• Work order: From the entries below, copy every line that holds the word "Module".

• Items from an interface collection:
==============================
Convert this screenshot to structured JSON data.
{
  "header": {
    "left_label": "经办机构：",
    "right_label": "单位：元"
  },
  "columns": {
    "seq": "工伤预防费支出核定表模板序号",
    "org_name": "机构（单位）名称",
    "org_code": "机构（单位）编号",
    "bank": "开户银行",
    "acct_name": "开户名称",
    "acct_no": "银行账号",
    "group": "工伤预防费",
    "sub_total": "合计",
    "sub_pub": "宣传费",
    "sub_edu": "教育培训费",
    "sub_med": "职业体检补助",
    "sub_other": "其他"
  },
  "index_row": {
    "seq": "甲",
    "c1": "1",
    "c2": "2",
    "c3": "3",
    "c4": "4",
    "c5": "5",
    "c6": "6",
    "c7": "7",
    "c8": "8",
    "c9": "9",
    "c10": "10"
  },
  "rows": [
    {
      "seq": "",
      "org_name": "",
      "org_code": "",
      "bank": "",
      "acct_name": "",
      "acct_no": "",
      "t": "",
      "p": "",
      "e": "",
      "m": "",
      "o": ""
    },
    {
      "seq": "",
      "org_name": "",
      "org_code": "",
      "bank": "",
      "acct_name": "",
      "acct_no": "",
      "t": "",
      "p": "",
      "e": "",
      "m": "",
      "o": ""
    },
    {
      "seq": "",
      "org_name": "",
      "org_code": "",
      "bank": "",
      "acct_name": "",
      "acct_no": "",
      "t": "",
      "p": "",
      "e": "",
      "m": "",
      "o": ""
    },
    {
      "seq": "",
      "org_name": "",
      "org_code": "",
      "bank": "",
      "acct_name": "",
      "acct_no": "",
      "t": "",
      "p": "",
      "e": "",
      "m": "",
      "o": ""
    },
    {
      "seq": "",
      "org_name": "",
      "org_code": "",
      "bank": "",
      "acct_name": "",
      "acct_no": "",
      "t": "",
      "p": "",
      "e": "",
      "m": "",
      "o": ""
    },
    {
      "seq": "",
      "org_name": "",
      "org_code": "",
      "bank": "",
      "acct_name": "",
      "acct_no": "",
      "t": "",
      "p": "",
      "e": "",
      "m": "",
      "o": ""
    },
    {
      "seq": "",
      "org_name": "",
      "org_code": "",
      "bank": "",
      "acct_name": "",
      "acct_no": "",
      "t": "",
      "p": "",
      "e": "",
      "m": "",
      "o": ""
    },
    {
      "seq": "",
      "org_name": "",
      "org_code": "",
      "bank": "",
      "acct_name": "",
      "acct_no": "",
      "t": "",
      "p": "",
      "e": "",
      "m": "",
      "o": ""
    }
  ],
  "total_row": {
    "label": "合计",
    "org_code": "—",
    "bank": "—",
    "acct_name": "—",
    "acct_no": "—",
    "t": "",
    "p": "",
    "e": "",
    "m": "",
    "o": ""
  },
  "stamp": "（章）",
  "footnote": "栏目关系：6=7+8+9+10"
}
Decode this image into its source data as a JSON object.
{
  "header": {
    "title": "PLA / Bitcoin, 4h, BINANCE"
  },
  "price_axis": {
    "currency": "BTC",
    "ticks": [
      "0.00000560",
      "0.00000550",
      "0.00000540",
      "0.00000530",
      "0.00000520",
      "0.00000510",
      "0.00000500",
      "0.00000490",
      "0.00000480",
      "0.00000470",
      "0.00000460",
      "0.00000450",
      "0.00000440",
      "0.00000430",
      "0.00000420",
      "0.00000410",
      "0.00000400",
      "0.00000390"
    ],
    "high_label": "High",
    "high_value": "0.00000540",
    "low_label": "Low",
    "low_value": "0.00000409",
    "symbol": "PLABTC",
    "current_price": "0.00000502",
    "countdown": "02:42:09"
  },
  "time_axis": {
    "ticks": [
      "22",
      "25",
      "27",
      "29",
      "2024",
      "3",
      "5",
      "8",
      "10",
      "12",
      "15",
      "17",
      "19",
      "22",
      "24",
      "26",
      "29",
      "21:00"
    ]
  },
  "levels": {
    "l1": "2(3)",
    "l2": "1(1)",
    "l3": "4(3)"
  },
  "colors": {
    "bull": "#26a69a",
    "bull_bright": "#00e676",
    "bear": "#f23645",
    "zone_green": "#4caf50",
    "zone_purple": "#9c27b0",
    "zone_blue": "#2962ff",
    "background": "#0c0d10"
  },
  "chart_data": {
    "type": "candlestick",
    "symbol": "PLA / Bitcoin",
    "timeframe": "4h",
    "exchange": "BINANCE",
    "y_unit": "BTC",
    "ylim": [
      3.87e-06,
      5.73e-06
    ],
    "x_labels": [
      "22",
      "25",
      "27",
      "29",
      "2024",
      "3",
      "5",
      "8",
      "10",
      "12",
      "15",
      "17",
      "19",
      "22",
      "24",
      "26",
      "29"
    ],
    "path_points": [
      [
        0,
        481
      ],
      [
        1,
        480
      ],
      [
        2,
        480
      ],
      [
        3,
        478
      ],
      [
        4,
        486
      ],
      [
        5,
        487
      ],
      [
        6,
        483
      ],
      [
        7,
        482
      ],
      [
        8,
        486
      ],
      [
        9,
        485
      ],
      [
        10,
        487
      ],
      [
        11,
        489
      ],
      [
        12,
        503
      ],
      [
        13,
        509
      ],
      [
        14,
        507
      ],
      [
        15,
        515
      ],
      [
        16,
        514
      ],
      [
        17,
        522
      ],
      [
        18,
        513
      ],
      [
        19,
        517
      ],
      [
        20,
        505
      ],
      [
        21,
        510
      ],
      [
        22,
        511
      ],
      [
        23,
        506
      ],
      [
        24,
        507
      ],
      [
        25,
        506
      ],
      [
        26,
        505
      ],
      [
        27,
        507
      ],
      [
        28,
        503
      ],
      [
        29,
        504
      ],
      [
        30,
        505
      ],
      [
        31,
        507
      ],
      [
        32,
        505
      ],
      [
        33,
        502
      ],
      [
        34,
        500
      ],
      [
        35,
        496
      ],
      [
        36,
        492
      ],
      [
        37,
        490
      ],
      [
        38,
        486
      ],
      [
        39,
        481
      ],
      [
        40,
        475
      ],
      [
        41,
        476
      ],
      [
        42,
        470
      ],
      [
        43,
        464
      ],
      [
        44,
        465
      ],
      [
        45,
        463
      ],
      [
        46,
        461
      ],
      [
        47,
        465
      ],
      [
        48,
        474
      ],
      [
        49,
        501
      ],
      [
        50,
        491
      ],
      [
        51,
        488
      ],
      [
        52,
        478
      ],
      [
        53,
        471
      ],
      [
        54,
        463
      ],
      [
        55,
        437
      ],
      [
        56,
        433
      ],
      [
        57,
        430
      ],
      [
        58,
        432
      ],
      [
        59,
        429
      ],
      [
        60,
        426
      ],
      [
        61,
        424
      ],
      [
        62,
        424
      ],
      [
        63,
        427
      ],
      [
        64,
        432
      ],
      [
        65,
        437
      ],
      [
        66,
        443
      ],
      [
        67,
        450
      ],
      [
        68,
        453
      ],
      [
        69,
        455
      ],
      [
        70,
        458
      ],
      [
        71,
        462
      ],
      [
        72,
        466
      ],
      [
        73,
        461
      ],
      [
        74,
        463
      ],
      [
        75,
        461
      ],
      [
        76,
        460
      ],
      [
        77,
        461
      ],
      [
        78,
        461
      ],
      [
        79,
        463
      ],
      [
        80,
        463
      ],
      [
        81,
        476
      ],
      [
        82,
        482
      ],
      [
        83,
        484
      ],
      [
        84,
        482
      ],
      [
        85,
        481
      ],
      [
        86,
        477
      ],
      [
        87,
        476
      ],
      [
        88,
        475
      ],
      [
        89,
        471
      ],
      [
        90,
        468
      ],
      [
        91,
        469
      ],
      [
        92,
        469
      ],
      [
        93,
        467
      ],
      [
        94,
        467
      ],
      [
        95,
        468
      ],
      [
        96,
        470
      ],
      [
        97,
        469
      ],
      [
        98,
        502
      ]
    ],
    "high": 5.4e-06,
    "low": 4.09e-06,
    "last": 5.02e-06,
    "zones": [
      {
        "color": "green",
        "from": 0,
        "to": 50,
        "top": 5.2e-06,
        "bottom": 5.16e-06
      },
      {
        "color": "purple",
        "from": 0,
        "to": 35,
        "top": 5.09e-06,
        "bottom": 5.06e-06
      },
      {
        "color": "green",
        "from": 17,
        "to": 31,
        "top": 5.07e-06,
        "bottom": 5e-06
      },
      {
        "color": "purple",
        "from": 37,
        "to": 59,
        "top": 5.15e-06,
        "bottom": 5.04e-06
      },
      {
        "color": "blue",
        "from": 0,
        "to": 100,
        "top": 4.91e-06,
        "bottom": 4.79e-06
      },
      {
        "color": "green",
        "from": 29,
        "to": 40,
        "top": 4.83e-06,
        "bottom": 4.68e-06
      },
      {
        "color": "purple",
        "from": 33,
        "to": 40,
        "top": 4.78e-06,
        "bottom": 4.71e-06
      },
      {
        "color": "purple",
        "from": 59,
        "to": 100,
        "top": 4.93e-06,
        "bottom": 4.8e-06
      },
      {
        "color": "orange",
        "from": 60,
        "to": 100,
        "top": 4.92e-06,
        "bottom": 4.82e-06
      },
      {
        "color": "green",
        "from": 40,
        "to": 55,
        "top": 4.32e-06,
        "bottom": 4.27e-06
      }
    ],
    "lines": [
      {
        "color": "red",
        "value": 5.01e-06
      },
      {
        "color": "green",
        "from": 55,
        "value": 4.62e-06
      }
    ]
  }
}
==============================
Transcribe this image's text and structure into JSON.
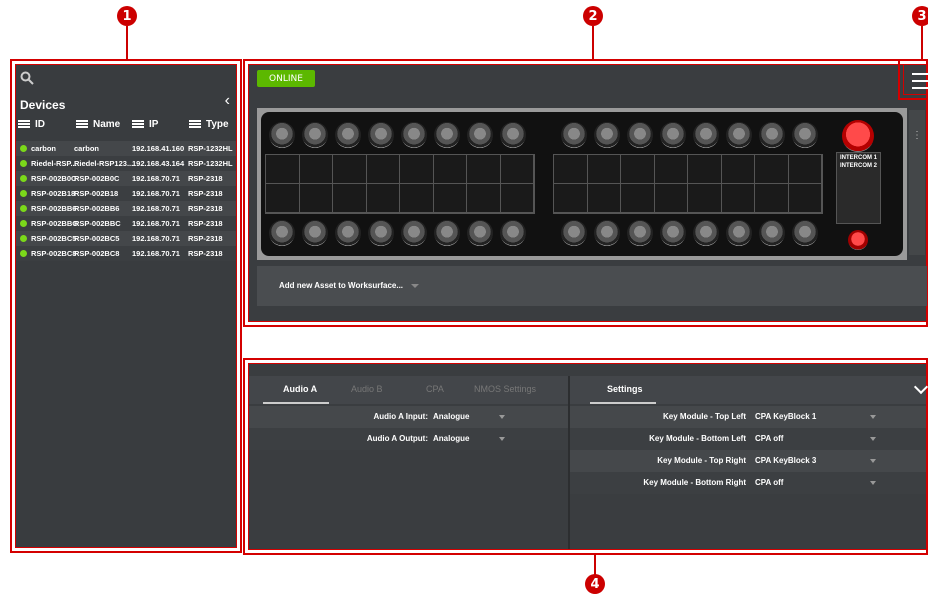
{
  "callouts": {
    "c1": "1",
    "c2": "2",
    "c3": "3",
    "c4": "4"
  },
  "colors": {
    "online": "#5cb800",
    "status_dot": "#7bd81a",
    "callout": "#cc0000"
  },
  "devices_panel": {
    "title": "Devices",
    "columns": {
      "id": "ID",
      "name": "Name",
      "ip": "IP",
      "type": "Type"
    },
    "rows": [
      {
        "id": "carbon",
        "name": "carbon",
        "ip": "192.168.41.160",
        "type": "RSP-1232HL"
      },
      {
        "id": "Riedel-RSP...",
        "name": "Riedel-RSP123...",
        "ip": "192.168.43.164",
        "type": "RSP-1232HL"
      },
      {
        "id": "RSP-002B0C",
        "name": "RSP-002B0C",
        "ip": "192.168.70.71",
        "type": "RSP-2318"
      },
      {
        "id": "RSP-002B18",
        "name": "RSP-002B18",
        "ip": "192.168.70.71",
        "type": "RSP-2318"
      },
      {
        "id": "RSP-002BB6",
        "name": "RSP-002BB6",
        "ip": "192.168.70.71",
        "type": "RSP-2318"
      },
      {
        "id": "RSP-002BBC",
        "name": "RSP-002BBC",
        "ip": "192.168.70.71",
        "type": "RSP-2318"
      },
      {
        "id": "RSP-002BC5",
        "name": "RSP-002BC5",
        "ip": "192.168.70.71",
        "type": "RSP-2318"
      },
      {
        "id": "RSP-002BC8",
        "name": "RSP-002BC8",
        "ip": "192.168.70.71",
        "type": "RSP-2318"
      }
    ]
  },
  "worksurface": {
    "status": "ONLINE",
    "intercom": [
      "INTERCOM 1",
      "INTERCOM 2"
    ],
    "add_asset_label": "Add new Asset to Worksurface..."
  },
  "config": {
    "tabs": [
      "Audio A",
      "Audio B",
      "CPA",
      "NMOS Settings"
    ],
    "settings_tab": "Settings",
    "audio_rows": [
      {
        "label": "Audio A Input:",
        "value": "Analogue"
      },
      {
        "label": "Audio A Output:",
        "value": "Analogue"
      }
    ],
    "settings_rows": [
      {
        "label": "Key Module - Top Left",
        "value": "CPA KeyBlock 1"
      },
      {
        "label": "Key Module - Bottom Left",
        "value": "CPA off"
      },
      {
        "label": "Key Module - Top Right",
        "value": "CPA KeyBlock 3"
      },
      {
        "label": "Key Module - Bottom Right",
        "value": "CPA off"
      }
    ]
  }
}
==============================
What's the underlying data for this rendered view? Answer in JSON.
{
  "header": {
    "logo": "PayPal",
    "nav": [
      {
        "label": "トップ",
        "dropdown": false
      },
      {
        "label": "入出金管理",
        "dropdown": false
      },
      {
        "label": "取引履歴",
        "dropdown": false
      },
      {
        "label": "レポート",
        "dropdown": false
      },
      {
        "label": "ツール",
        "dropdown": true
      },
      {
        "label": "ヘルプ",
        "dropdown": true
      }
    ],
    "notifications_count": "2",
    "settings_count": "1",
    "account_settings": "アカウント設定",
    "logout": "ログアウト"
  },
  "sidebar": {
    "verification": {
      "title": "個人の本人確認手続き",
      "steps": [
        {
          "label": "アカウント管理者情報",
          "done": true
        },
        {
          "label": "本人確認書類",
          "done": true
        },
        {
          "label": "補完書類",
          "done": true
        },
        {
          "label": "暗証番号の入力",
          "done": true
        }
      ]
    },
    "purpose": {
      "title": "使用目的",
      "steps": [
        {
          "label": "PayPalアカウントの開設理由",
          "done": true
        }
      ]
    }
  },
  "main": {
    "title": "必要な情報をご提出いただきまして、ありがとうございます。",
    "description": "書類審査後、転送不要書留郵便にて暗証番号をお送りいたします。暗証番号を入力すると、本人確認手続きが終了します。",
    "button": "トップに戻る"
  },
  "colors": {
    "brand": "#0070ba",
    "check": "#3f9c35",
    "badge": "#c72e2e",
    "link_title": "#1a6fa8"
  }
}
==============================
• Exercise response:
        "label": "Key Module - Top Left",
        "label": "Key Module - Bottom Left",
        "label": "Key Module - Top Right",
        "label": "Key Module - Bottom Right",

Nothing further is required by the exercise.